*** Data to examine Section Begins ***

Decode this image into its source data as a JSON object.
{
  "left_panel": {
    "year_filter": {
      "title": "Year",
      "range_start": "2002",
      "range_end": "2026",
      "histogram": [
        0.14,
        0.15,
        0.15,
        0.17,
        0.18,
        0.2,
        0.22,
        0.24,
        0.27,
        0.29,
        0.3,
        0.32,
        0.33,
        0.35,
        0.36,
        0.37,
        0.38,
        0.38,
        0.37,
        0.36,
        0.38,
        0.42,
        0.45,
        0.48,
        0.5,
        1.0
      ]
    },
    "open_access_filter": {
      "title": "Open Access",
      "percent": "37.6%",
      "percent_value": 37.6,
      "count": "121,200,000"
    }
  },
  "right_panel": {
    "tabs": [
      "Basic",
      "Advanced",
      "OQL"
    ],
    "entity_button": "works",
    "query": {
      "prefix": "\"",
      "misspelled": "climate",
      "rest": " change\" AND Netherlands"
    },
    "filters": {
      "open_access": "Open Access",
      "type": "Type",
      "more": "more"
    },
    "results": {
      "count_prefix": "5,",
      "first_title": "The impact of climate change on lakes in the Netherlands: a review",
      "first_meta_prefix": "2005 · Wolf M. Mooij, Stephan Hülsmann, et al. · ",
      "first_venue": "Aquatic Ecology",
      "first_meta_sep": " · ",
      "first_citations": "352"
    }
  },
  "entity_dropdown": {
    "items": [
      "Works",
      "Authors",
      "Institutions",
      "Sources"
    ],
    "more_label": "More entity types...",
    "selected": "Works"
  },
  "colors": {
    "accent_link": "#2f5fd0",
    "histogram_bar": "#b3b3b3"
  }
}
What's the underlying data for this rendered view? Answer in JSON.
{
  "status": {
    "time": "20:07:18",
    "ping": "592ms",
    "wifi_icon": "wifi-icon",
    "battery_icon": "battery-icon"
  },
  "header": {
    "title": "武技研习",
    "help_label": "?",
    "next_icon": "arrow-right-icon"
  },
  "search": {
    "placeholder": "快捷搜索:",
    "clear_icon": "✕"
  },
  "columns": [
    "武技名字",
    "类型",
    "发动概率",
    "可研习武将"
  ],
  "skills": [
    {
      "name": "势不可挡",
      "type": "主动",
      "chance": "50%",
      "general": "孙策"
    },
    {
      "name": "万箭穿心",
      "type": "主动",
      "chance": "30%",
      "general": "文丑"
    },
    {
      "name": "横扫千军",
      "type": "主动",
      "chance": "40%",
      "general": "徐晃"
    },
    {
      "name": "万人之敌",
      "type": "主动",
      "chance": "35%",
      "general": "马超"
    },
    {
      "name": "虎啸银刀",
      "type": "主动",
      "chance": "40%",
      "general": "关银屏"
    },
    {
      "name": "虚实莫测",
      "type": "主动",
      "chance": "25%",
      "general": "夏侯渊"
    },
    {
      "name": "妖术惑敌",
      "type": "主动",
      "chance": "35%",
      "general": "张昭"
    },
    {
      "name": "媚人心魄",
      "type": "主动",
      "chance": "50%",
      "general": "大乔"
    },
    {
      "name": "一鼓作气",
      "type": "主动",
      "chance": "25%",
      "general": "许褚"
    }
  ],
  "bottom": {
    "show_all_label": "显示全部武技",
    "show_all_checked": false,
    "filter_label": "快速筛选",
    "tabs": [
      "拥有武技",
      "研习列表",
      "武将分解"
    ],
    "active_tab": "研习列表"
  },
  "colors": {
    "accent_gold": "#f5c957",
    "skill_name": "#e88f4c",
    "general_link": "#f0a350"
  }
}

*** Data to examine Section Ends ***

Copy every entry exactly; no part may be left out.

Decode this image into its source data as a JSON object.
{
  "left_panel": {
    "year_filter": {
      "title": "Year",
      "range_start": "2002",
      "range_end": "2026",
      "histogram": [
        0.14,
        0.15,
        0.15,
        0.17,
        0.18,
        0.2,
        0.22,
        0.24,
        0.27,
        0.29,
        0.3,
        0.32,
        0.33,
        0.35,
        0.36,
        0.37,
        0.38,
        0.38,
        0.37,
        0.36,
        0.38,
        0.42,
        0.45,
        0.48,
        0.5,
        1.0
      ]
    },
    "open_access_filter": {
      "title": "Open Access",
      "percent": "37.6%",
      "percent_value": 37.6,
      "count": "121,200,000"
    }
  },
  "right_panel": {
    "tabs": [
      "Basic",
      "Advanced",
      "OQL"
    ],
    "entity_button": "works",
    "query": {
      "prefix": "\"",
      "misspelled": "climate",
      "rest": " change\" AND Netherlands"
    },
    "filters": {
      "open_access": "Open Access",
      "type": "Type",
      "more": "more"
    },
    "results": {
      "count_prefix": "5,",
      "first_title": "The impact of climate change on lakes in the Netherlands: a review",
      "first_meta_prefix": "2005 · Wolf M. Mooij, Stephan Hülsmann, et al. · ",
      "first_venue": "Aquatic Ecology",
      "first_meta_sep": " · ",
      "first_citations": "352"
    }
  },
  "entity_dropdown": {
    "items": [
      "Works",
      "Authors",
      "Institutions",
      "Sources"
    ],
    "more_label": "More entity types...",
    "selected": "Works"
  },
  "colors": {
    "accent_link": "#2f5fd0",
    "histogram_bar": "#b3b3b3"
  }
}
What's the underlying data for this rendered view? Answer in JSON.
{
  "status": {
    "time": "20:07:18",
    "ping": "592ms",
    "wifi_icon": "wifi-icon",
    "battery_icon": "battery-icon"
  },
  "header": {
    "title": "武技研习",
    "help_label": "?",
    "next_icon": "arrow-right-icon"
  },
  "search": {
    "placeholder": "快捷搜索:",
    "clear_icon": "✕"
  },
  "columns": [
    "武技名字",
    "类型",
    "发动概率",
    "可研习武将"
  ],
  "skills": [
    {
      "name": "势不可挡",
      "type": "主动",
      "chance": "50%",
      "general": "孙策"
    },
    {
      "name": "万箭穿心",
      "type": "主动",
      "chance": "30%",
      "general": "文丑"
    },
    {
      "name": "横扫千军",
      "type": "主动",
      "chance": "40%",
      "general": "徐晃"
    },
    {
      "name": "万人之敌",
      "type": "主动",
      "chance": "35%",
      "general": "马超"
    },
    {
      "name": "虎啸银刀",
      "type": "主动",
      "chance": "40%",
      "general": "关银屏"
    },
    {
      "name": "虚实莫测",
      "type": "主动",
      "chance": "25%",
      "general": "夏侯渊"
    },
    {
      "name": "妖术惑敌",
      "type": "主动",
      "chance": "35%",
      "general": "张昭"
    },
    {
      "name": "媚人心魄",
      "type": "主动",
      "chance": "50%",
      "general": "大乔"
    },
    {
      "name": "一鼓作气",
      "type": "主动",
      "chance": "25%",
      "general": "许褚"
    }
  ],
  "bottom": {
    "show_all_label": "显示全部武技",
    "show_all_checked": false,
    "filter_label": "快速筛选",
    "tabs": [
      "拥有武技",
      "研习列表",
      "武将分解"
    ],
    "active_tab": "研习列表"
  },
  "colors": {
    "accent_gold": "#f5c957",
    "skill_name": "#e88f4c",
    "general_link": "#f0a350"
  }
}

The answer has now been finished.